A person over the age of 16 is ‘deprived of their liberty’ if they do not have the mental capacity to make decisions about where they live and what care they receive and they are under continuous supervision and control and are not free to leave.
If a person is deprived of their liberty they are entitled to benefit from safeguards that the law provides to ensure that this is justified and as least restrictive as possible of the person’s rights and freedoms.
If a person is deprived of their liberty in a care home or hospital, a local authority is likely to be responsible for authorising that deprivation of liberty and ensuring that the appropriate safeguards are in place. In certain circumstances, including where there is a dispute, or a person is deprived of their liberty at home or in placements in the community, the Court of Protection will need to authorise this.
A person who is deprived of their liberty should be able to challenge this if they wish to do so. However, the law in relation to deprivation of liberty is complex and rapidly changing.
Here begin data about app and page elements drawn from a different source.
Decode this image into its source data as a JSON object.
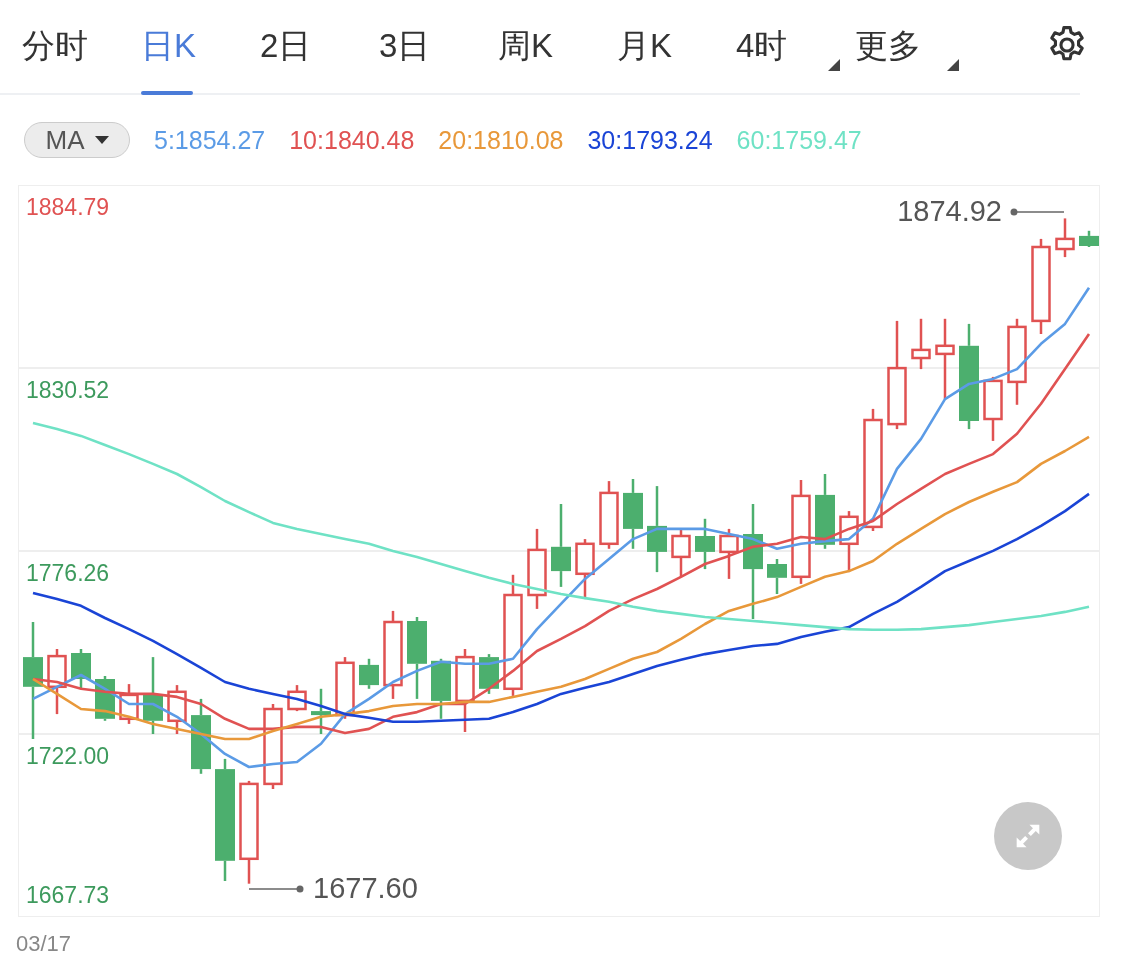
{
  "tabs": [
    {
      "label": "分时",
      "selected": false,
      "dropdown": false
    },
    {
      "label": "日K",
      "selected": true,
      "dropdown": false
    },
    {
      "label": "2日",
      "selected": false,
      "dropdown": false
    },
    {
      "label": "3日",
      "selected": false,
      "dropdown": false
    },
    {
      "label": "周K",
      "selected": false,
      "dropdown": false
    },
    {
      "label": "月K",
      "selected": false,
      "dropdown": false
    },
    {
      "label": "4时",
      "selected": false,
      "dropdown": true
    },
    {
      "label": "更多",
      "selected": false,
      "dropdown": true
    }
  ],
  "indicator": {
    "label": "MA",
    "values": [
      {
        "text": "5:1854.27",
        "color": "#5b9be6"
      },
      {
        "text": "10:1840.48",
        "color": "#e05252"
      },
      {
        "text": "20:1810.08",
        "color": "#e8983a"
      },
      {
        "text": "30:1793.24",
        "color": "#1a44d6"
      },
      {
        "text": "60:1759.47",
        "color": "#6fe2c5"
      }
    ]
  },
  "chart": {
    "bottom_label": "1667.73",
    "high_marker": "1874.92",
    "low_marker": "1677.60",
    "chart_data": {
      "type": "line",
      "grid": true,
      "yticks": [
        {
          "value": 1884.79,
          "label": "1884.79"
        },
        {
          "value": 1830.52,
          "label": "1830.52"
        },
        {
          "value": 1776.26,
          "label": "1776.26"
        },
        {
          "value": 1722.0,
          "label": "1722.00"
        }
      ],
      "ylim": [
        1667.73,
        1884.79
      ],
      "series": [
        {
          "color": "#5b9be6",
          "values": [
            1732.4,
            1736.0,
            1739.5,
            1735.4,
            1730.9,
            1730.9,
            1727.1,
            1722.0,
            1716.1,
            1712.2,
            1713.1,
            1713.7,
            1719.1,
            1727.9,
            1732.4,
            1737.4,
            1740.7,
            1743.4,
            1742.8,
            1742.8,
            1744.3,
            1753.1,
            1760.6,
            1768.0,
            1773.9,
            1779.8,
            1782.8,
            1782.8,
            1782.8,
            1781.3,
            1779.8,
            1776.9,
            1778.4,
            1779.2,
            1779.8,
            1785.8,
            1800.6,
            1809.5,
            1821.3,
            1825.8,
            1827.3,
            1830.2,
            1837.7,
            1843.6,
            1854.3
          ]
        },
        {
          "color": "#e05252",
          "values": [
            1738.3,
            1737.4,
            1735.4,
            1734.5,
            1733.9,
            1733.9,
            1733.0,
            1730.9,
            1726.5,
            1723.5,
            1723.5,
            1724.1,
            1724.1,
            1722.3,
            1723.5,
            1727.1,
            1728.5,
            1730.9,
            1730.9,
            1735.4,
            1740.7,
            1746.6,
            1750.2,
            1754.0,
            1758.5,
            1762.0,
            1765.0,
            1768.6,
            1772.4,
            1774.8,
            1777.5,
            1778.4,
            1780.4,
            1779.8,
            1782.8,
            1785.2,
            1790.2,
            1794.7,
            1799.1,
            1802.1,
            1805.0,
            1811.0,
            1819.9,
            1830.2,
            1840.6
          ]
        },
        {
          "color": "#e8983a",
          "values": [
            1738.3,
            1733.9,
            1729.4,
            1728.8,
            1727.1,
            1725.0,
            1723.5,
            1722.0,
            1720.5,
            1720.5,
            1722.9,
            1725.0,
            1727.1,
            1727.9,
            1728.8,
            1730.3,
            1730.9,
            1730.9,
            1731.5,
            1731.5,
            1733.0,
            1734.5,
            1736.0,
            1738.3,
            1741.3,
            1744.3,
            1746.3,
            1750.2,
            1754.6,
            1758.5,
            1760.6,
            1762.6,
            1765.6,
            1768.6,
            1770.3,
            1773.3,
            1778.4,
            1782.8,
            1787.2,
            1790.8,
            1793.8,
            1796.7,
            1802.1,
            1805.9,
            1810.1
          ]
        },
        {
          "color": "#1a44d6",
          "values": [
            1763.8,
            1762.0,
            1760.0,
            1756.4,
            1753.1,
            1749.6,
            1745.7,
            1741.6,
            1737.4,
            1735.4,
            1733.9,
            1732.4,
            1730.3,
            1727.9,
            1726.8,
            1725.6,
            1725.6,
            1725.9,
            1726.2,
            1726.5,
            1728.5,
            1730.9,
            1733.9,
            1735.7,
            1737.4,
            1739.8,
            1742.2,
            1744.0,
            1745.7,
            1746.9,
            1748.1,
            1748.7,
            1750.8,
            1752.3,
            1753.7,
            1757.6,
            1761.2,
            1765.6,
            1770.3,
            1773.3,
            1776.3,
            1779.8,
            1783.7,
            1788.1,
            1793.2
          ]
        },
        {
          "color": "#6fe2c5",
          "values": [
            1814.2,
            1812.4,
            1810.4,
            1807.7,
            1805.0,
            1802.1,
            1799.1,
            1795.2,
            1791.1,
            1787.8,
            1784.6,
            1782.8,
            1781.3,
            1779.8,
            1778.4,
            1776.3,
            1774.5,
            1772.4,
            1770.3,
            1768.3,
            1766.5,
            1765.0,
            1763.5,
            1762.3,
            1761.2,
            1759.7,
            1758.5,
            1757.6,
            1756.7,
            1756.1,
            1755.5,
            1754.9,
            1754.3,
            1753.7,
            1753.1,
            1752.9,
            1752.9,
            1753.1,
            1753.7,
            1754.3,
            1755.2,
            1756.1,
            1757.0,
            1758.2,
            1759.7
          ]
        }
      ]
    }
  },
  "x_label": "03/17"
}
If you are involved in a dispute or uncertain about how the deprivation of liberty safeguards work, it is important to seek specialist advice.
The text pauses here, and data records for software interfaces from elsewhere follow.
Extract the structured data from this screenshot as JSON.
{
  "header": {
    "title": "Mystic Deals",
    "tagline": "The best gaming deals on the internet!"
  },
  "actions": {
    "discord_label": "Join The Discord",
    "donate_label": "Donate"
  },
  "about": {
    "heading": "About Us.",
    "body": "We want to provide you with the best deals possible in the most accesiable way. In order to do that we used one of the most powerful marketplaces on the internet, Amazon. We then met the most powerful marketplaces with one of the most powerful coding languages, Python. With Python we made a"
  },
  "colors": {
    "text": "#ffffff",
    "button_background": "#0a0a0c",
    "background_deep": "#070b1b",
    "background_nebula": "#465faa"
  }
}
Our expert team is very experienced in providing advice in relation to the deprivation of liberty safeguards and representing a range of people and care providers in proceedings relating to deprivation of liberty.